"What sets this film apart from the usual sci-fi drama is the amount of character development, human interaction and pure emotion. Add in the spectacular production work and the intelligence Nolan brings to the film and you have a winner. McConaguhey’s astronaut, Cooper is at the heart of it but there are outstanding performances all around. It might get a little confusing for some but stick with it. You will be richly rewarded." — Pete Hammond, Deadline.com

The Bad News

"Whatever his strengths may be, Nolan lacks the human touch. His movies are numbingly sexless, and by that I don't mean they need sex scenes or nudity — those things are rarely really about sex anyway. But in all of Nolan’s films, human connection is such a noble idea that it’s beyond the grasp of flesh-and-blood people. Nothing in 'Interstellar' is ever ragged or raw or dirty (though there is, admittedly, a lot of dust). Characters gabble on about taking risks, about needing one another, but they never leap toward anything so dangerous as intimacy. 'Rage against the dying of the light!' Nolan urges us, and he himself burns through a great deal of electricity and gas to keep his spectacle glowing for as long as possible. He has so much invested in showing us. He just doesn’t want to get close enough to touch us. Space suits him just fine." — Stephanie Zacharek, The Village Voice
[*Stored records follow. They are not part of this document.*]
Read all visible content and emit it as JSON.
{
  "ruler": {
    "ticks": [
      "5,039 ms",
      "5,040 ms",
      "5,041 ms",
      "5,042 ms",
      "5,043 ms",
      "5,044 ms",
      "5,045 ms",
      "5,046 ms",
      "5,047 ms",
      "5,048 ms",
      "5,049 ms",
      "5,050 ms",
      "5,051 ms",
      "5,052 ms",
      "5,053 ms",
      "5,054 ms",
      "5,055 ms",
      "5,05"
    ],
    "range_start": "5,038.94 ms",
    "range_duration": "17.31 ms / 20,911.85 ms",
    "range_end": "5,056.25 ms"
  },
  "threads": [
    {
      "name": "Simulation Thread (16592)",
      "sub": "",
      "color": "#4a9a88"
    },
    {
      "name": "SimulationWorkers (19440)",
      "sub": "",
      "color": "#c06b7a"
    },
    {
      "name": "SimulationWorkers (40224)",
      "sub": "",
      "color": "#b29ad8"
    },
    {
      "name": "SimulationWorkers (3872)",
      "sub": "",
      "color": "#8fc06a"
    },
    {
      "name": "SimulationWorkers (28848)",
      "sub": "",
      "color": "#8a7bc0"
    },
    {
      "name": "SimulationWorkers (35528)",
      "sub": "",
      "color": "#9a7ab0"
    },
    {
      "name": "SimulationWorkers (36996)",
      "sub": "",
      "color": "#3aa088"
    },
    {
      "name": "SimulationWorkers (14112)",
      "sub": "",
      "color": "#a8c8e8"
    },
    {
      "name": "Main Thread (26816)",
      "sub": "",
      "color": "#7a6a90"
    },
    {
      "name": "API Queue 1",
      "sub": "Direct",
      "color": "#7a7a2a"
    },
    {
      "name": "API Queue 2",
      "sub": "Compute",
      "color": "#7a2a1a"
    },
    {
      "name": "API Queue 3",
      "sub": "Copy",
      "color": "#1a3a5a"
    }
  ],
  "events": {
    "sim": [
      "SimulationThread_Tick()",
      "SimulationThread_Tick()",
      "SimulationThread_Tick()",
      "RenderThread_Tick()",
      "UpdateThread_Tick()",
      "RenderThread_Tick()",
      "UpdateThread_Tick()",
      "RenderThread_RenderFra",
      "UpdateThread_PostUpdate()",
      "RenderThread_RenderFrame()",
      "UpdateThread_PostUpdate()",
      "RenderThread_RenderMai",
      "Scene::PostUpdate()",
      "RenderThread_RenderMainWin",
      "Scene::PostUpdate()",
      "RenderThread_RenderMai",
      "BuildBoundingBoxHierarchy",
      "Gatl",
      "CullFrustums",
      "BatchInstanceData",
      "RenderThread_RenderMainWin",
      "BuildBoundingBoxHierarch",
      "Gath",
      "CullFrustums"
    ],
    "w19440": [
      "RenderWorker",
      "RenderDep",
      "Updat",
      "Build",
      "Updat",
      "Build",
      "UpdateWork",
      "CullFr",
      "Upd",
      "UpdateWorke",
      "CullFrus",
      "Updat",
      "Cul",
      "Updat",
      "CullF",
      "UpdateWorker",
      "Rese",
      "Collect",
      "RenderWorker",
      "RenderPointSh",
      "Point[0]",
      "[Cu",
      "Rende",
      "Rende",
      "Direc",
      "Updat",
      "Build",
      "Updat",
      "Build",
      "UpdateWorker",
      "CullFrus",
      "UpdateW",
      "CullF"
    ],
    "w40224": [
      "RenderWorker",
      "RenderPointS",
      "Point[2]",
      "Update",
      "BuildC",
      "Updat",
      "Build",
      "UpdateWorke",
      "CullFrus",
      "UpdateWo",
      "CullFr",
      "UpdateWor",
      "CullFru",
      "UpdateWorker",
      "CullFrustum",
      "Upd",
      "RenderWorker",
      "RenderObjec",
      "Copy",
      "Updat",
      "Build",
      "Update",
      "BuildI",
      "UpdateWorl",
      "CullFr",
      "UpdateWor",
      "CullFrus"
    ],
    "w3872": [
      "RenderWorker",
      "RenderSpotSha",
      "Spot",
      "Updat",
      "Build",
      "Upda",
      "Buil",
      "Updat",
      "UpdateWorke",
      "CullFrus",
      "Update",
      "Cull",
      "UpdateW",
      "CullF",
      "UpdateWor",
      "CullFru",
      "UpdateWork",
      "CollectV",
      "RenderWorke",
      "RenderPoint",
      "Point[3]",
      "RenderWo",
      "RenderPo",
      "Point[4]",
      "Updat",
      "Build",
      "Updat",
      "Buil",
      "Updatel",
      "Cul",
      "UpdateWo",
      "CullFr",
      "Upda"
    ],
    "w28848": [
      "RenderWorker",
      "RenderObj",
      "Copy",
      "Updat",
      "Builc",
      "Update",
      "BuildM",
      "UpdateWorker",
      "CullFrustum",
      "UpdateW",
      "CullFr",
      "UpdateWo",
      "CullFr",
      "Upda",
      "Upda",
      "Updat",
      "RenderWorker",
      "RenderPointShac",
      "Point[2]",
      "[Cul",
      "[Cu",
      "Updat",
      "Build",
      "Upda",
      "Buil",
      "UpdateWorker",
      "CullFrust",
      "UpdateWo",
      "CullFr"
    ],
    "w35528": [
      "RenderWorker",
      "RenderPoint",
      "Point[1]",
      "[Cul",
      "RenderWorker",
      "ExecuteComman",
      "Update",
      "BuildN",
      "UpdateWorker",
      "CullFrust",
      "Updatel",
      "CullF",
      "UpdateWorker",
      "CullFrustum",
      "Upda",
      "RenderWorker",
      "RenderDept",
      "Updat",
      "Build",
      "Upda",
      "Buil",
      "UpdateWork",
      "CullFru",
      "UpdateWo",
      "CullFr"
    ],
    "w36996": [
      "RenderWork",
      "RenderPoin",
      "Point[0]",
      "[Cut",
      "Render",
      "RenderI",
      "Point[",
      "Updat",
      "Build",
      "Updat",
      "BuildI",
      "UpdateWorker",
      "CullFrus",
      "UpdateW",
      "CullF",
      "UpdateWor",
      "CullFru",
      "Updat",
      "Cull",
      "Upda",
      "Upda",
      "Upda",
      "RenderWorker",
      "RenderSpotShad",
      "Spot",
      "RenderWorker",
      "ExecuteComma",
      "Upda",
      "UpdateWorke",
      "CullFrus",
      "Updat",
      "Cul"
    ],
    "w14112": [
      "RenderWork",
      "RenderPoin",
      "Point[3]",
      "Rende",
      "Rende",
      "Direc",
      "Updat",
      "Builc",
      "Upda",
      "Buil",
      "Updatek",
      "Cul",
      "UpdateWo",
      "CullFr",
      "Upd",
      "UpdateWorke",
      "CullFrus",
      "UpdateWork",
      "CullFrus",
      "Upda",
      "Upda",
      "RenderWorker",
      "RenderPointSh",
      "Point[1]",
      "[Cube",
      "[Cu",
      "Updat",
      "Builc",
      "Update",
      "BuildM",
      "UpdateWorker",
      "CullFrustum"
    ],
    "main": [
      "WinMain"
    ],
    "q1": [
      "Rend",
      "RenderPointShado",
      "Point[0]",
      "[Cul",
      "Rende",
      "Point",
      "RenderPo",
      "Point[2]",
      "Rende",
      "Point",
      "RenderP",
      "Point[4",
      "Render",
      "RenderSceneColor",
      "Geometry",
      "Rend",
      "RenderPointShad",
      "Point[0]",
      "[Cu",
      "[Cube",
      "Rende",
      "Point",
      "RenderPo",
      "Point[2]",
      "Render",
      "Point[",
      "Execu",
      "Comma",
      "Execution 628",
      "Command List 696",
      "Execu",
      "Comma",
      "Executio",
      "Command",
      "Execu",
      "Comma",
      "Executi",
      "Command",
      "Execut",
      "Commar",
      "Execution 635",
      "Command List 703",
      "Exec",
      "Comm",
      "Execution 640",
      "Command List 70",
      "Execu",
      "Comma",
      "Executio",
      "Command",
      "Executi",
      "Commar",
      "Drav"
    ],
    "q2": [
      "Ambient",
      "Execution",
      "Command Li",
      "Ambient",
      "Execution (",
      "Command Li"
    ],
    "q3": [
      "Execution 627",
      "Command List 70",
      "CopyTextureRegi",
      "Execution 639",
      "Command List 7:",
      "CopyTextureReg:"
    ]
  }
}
The Final Word

"It's damn near three hours long. There's that. Also, 'Interstellar' is a space odyssey with no UFOs, no blue-skinned creatures from another planet, no alien bursting from the chest of star Matthew McConaughey. It reveals a hopeful side of filmmaker Christopher Nolan that will piss off 'Dark Knight' doomsayers. And, hey, didn't Alfonso Cuarón just win an Oscar for directing 'Gravity'? How long are audiences expected to get high on rocket fumes?

"Blah, blah, blah. Bitch, bitch, bitch. What the neg-heads are missing about 'Interstellar' is how enthralling it is, how gracefully it blends the cosmic and the intimate, how deftly it explores the infinite in the smallest human details." — Peter Travers, Rolling Stone

"Interstellar" is in theaters now.